▶ WHAT THE EXERCISE ASKS:
The following data needs to be repeated exactly, with all images excluded.

[Items listed in a dataset]
______________________________
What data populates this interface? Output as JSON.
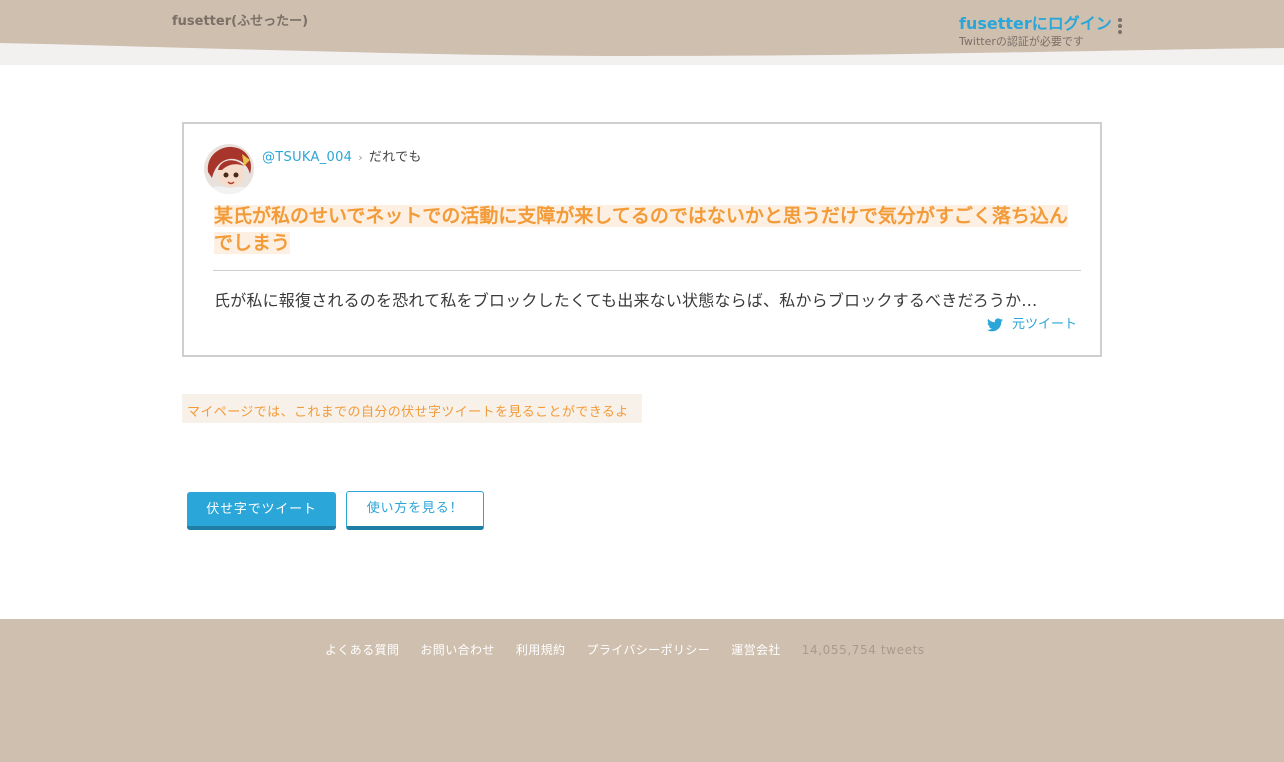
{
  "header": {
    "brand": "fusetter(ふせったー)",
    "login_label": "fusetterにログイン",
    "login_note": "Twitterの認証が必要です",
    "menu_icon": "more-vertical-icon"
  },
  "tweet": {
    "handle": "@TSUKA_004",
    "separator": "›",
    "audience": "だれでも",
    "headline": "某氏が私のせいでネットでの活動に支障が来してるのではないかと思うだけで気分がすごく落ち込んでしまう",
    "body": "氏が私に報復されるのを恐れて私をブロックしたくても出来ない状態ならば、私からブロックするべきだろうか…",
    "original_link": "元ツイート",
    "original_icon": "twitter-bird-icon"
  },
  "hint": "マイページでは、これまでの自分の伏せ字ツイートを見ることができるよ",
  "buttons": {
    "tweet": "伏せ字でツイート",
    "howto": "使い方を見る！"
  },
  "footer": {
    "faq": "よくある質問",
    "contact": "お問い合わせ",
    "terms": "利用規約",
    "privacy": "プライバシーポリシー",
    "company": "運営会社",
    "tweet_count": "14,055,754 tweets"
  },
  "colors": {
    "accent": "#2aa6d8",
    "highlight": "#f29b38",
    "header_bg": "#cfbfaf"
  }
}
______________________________
▶ RESPONSE BELOW:
What data populates this interface? Output as JSON.
{
  "header": {
    "brand": "fusetter(ふせったー)",
    "login_label": "fusetterにログイン",
    "login_note": "Twitterの認証が必要です",
    "menu_icon": "more-vertical-icon"
  },
  "tweet": {
    "handle": "@TSUKA_004",
    "separator": "›",
    "audience": "だれでも",
    "headline": "某氏が私のせいでネットでの活動に支障が来してるのではないかと思うだけで気分がすごく落ち込んでしまう",
    "body": "氏が私に報復されるのを恐れて私をブロックしたくても出来ない状態ならば、私からブロックするべきだろうか…",
    "original_link": "元ツイート",
    "original_icon": "twitter-bird-icon"
  },
  "hint": "マイページでは、これまでの自分の伏せ字ツイートを見ることができるよ",
  "buttons": {
    "tweet": "伏せ字でツイート",
    "howto": "使い方を見る！"
  },
  "footer": {
    "faq": "よくある質問",
    "contact": "お問い合わせ",
    "terms": "利用規約",
    "privacy": "プライバシーポリシー",
    "company": "運営会社",
    "tweet_count": "14,055,754 tweets"
  },
  "colors": {
    "accent": "#2aa6d8",
    "highlight": "#f29b38",
    "header_bg": "#cfbfaf"
  }
}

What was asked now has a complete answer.